Hellschreiber – what’s that?
The Hellschreiber or Feldhellschreiber was a facsimile-based teleprinter invented by the German engineer Dr. Rudolf Hell (*19.12.1901 – +11.3.2002). It was developed at the end of the 1920’s, and has the advantage of being capable of providing intelligable communication even under very poor radio conditions.
Nowadays using computers with sound cards, its easy to emulate the Hell mode. The resulting mode is referred to as Hellschreiber, Feld-Hell, or simply Hell.
Hellschreiber transmits text by dividing each column into 7 pixels, and transmitting them sequentially, starting at the lowest pixel. A black pixel is transmitted as a signal, and a white pixel is transmitted as silence. This takes place at a rate of 122.5 baud and needs a minimum bandwidth of 61 Hz (!!!). In contrast to the RTTY machine, in which received pulses determine the character to be printed, the Hellschreiber uses the transmitted pulses to directly write images of characters on paper tape.
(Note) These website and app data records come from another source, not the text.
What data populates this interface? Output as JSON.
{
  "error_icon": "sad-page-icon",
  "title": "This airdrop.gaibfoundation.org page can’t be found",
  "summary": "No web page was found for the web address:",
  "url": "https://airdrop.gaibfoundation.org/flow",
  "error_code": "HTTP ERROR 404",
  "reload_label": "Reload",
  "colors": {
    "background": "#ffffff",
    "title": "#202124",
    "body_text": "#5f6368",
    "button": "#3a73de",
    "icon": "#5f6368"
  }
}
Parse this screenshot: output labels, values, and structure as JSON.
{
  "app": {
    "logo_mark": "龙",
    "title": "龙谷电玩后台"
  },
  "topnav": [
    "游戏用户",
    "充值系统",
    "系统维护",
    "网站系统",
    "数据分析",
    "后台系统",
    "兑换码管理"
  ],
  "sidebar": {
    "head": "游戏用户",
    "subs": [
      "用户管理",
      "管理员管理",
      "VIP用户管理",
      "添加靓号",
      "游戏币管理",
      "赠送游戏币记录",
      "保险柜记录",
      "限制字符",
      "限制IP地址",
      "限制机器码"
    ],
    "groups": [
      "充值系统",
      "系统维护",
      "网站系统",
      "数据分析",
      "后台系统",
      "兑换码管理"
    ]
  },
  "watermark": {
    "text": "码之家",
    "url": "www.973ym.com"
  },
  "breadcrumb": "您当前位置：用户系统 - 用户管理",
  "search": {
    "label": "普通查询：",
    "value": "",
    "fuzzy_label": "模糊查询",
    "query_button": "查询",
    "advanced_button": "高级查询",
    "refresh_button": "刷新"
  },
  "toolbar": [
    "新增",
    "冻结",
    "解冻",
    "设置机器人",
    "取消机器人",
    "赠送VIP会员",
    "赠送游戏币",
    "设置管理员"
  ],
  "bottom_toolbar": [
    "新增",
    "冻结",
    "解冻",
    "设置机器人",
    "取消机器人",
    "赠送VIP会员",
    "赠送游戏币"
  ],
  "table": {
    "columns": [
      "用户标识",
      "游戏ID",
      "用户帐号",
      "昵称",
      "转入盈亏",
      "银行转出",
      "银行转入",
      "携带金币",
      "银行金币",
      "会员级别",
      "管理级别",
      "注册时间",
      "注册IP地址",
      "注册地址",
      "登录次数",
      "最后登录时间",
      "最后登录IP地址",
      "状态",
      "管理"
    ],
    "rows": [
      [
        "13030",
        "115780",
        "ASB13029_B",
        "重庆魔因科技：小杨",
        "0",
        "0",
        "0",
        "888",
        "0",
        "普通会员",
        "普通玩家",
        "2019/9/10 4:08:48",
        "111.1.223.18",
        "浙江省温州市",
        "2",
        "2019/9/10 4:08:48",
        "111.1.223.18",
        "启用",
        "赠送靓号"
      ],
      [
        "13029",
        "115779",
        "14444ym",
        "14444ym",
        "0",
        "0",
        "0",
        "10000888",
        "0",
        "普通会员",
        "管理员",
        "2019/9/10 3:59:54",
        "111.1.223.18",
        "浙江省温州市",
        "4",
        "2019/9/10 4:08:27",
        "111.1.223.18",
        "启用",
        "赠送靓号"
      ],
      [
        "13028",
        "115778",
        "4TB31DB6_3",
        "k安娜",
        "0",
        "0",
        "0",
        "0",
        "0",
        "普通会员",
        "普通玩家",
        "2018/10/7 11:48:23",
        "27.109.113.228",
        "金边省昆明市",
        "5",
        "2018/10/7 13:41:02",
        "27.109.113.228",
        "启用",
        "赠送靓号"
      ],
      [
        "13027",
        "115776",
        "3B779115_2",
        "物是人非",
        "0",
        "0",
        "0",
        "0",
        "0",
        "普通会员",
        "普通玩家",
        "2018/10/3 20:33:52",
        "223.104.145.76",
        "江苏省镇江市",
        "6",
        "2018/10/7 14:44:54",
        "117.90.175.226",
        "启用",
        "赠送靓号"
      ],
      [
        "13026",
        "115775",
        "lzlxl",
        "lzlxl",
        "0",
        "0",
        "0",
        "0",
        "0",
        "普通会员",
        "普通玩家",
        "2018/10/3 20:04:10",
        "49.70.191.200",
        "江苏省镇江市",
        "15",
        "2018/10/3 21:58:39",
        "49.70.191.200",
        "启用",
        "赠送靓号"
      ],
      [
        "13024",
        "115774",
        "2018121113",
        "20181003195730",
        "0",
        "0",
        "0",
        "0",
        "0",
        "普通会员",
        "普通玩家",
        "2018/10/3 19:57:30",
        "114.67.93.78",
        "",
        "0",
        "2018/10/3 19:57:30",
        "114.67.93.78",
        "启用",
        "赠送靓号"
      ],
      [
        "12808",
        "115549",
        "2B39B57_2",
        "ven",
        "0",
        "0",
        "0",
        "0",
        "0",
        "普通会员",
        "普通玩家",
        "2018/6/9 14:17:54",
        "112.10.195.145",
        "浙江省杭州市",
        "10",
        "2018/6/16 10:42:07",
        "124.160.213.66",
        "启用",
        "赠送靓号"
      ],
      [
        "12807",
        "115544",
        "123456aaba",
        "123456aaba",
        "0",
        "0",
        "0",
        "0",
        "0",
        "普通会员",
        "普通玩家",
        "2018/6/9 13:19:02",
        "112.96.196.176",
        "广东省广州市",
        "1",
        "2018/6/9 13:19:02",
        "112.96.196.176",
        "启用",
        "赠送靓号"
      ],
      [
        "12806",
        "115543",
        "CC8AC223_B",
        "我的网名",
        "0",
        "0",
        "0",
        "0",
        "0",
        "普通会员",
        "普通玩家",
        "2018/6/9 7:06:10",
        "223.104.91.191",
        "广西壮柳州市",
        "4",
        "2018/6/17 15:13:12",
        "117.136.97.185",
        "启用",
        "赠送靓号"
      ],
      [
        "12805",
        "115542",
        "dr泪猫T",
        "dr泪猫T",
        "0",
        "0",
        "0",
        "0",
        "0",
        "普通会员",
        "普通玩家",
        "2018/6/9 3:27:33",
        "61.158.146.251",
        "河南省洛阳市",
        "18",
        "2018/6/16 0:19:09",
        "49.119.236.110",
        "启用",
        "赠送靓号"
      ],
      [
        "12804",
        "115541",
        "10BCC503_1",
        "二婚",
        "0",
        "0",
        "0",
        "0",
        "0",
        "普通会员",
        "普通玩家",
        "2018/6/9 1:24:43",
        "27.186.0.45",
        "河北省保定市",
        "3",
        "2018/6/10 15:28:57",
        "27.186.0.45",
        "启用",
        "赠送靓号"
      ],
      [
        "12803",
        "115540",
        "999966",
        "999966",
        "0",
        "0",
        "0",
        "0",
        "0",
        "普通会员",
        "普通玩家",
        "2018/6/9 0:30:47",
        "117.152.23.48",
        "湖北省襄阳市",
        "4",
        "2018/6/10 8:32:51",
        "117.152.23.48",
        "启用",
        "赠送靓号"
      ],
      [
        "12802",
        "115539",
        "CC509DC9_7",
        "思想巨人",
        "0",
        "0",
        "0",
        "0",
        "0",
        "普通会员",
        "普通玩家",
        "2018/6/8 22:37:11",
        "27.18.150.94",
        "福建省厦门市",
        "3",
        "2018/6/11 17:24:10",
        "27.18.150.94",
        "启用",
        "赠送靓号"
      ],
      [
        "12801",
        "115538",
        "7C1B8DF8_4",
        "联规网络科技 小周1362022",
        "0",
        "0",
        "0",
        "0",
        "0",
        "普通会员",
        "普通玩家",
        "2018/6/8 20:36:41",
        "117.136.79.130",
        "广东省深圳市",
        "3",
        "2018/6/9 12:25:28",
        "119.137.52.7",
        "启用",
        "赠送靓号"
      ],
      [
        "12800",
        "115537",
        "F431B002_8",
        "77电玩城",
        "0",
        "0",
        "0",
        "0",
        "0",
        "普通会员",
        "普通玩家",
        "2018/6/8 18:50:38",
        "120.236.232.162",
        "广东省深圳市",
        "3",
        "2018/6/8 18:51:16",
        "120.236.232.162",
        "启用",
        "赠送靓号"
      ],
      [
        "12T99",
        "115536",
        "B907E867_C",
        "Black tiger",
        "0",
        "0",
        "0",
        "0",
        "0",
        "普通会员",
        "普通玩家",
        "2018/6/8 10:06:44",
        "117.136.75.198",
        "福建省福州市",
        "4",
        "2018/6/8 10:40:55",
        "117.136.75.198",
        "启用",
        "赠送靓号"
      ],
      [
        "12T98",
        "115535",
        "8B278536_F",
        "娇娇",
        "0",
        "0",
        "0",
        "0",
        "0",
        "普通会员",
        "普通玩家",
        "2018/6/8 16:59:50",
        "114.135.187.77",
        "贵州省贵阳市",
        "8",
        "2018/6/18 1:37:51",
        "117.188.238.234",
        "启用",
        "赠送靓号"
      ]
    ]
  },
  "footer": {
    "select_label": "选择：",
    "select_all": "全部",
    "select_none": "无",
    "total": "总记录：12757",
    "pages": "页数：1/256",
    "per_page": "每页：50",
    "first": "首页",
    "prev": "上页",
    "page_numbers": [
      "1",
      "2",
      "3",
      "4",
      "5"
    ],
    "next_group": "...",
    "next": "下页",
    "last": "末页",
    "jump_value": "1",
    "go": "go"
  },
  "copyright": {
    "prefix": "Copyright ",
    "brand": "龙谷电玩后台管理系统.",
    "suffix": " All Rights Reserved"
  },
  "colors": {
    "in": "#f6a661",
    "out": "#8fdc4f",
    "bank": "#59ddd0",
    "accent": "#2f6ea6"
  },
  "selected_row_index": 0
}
Thus, Hell writing could be considered a simple form of facsimile, covering seven image lines per character, with seven elements per line.
Some self explaining prints from Hell Contest December 30./31., 2006
Another nice QSO with Alain from Libreville / Gabon
Feld Hell Frequencies
80m 3.582 … 3.589 kHz
40m 7.030 … 7.040 kHz
7.075 … 7.082 kHz
30m 10.135 … 10.145 kHz
20m 14.063 … 14.079 kHz
17m 18.101 … 18.107 kHz
15m 21.063 … 21.070 kHz
12m 24.920 … 24.925 kHz
10m 28.063 / 28.070 kHz — 28.100 … 28.110 kHz preferred
Working 50 DXCC entities in Feld Hell Mode
First “Worked All States” Award using Feld Hell Mode outside USA